I recently realized something about meditating, which hadn’t clicked for me before.
I already had a vague understanding that the mind and the body are connected and that science backs that up. I knew that there was some kind of biological justification for why we bring attention to both our mind and our body when we meditate. But I recently read a passage from Tara Brach’s book True Refuge, which helped make this connection clearer to me.
I thought it might be worth passing this along, because, after finding out about this connection, I’ve started to place more emphasis on the physical sensations that arise when I meditate. And after I started doing that, my experience of meditation has felt even more therapeutic than it did before.
The connection I’m going to describe may already be obvious to some people, but I think it might be a new idea to others who, like me, hadn’t already made this connection.
So, here’s the idea –
When we meditate, we aspire to include an integrated awareness of both our mind and our body.
The scientific justification for why we do that seems to be rooted in the idea that neurons that fire together, wire together1.
Tara Brach quotes this idea in True Refuge and goes on to explain that,
“If we are unaware of the anxiety in our bodies, we will identify with the felt sense of endangerment or craving, which will generate a new cycle of obsessive thinking.”
So, when we meditate, if we don’t bring awareness to the physical aspect of our experience in addition to the mental aspect of our experience, we risk getting pulled back into a cycle of obsessive thinking. This is because of how our neural circuitry works – because neurons that fire together wire together.
When we meditate, part of what we’re trying to do is to bring awareness to the full scope of our present moment experience and then to allow our experience to be just as it is, without fighting against it. When we’re able to sit with our full experience without aversion to any aspect of it, our experience starts to feel less overwhelming. We begin to feel more balanced and we get back some agency — it starts to feel more possible to choose how to respond to what’s happening in our life.
But, if we just focus on bringing awareness to our thoughts and emotions and neglect to bring awareness to the physical sensations in our body, we risk instinctually fighting against the physical aspect of our experience. If we’re accepting our thoughts and emotions, and allowing them, while still tensing against what’s arising in our body, our neural circuity is still being sent signals about the tension in our body. If we leave that tension in our body unexamined, we risk having a new wave of painful thoughts and emotions that get triggered by the neural circuitry that’s associated with our unexamined physical tension.
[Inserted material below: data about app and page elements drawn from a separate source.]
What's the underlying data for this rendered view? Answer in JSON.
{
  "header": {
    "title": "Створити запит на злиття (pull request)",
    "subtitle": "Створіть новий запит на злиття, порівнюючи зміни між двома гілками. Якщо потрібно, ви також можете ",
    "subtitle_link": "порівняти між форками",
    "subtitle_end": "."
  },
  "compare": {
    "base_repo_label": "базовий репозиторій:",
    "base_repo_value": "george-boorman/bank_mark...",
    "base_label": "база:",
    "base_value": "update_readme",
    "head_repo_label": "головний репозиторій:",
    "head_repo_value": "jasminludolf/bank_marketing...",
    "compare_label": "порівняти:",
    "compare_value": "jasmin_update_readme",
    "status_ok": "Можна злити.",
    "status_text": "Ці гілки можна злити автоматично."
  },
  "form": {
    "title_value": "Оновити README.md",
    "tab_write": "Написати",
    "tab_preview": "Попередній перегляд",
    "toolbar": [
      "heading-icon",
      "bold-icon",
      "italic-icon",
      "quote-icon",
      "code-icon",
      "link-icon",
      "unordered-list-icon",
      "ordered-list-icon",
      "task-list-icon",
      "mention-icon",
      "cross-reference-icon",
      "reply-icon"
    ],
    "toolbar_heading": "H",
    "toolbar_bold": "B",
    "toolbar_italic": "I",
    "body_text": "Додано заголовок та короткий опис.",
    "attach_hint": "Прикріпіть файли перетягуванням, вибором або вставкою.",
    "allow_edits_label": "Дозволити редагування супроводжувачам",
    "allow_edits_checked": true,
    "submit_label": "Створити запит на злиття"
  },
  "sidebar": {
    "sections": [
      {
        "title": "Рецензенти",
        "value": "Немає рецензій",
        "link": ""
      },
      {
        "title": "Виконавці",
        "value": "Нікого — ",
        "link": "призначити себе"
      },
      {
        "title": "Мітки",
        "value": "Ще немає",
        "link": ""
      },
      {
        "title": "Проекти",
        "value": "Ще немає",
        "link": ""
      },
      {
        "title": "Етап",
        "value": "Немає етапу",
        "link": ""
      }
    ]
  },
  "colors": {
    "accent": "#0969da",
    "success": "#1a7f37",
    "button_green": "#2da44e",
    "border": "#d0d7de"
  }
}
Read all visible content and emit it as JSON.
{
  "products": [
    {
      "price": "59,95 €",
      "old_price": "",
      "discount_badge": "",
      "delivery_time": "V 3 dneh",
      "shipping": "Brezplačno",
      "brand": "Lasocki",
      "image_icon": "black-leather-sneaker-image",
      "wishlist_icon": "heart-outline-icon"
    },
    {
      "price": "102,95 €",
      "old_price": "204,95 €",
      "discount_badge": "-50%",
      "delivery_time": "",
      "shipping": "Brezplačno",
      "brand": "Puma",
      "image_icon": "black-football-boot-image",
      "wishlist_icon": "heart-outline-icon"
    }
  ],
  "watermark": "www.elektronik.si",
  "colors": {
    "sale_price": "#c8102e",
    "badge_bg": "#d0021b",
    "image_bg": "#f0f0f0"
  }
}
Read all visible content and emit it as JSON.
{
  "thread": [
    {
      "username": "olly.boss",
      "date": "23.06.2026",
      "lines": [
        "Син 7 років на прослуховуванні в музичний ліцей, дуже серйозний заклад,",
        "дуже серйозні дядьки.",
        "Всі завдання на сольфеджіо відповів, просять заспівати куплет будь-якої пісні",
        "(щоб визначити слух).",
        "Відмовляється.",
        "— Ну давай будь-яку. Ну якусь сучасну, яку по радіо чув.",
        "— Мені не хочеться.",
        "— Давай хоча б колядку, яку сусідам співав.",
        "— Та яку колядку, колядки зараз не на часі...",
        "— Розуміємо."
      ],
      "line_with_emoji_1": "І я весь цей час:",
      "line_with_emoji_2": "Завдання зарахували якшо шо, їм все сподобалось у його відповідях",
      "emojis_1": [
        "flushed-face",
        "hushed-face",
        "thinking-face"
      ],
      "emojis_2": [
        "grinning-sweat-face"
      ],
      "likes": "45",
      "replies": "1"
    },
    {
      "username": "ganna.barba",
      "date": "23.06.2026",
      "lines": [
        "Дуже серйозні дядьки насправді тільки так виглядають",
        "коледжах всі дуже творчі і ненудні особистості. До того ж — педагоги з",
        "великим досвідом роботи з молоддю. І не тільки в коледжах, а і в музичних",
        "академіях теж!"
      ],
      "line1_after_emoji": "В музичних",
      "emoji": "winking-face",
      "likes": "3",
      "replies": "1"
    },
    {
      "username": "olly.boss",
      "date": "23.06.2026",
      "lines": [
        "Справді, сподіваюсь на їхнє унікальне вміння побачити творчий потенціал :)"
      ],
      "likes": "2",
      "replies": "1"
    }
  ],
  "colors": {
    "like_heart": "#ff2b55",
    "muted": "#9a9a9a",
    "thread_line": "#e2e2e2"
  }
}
So, if this idea is true, then when we’re fighting against any part of our present moment experience, or even when we’re simply unaware of some part of our present experience, we can end up being pulled back into the grip of a painful mental loop. We can get stuck in a trance of suffering.
Therefore, when we meditate, we should aspire towards an integrated awareness. We should intentionally notice what’s arising in both our mind and our body. We know that we’re supposed to do this – almost all guided meditations encourage us to do so – but this explanation for why we do this, can help us remember that a simultaneous awareness of both our mental and our physical experience is crucial to the therapeutic aspect of meditation.
When we bring awareness to the full scope of our experiences, meditation becomes a more effective coping tool.
- The Canadian psychologist Donald Hebb popularized this idea in the 1950s. It’s been elaborated on in the scientific literature in the decades since.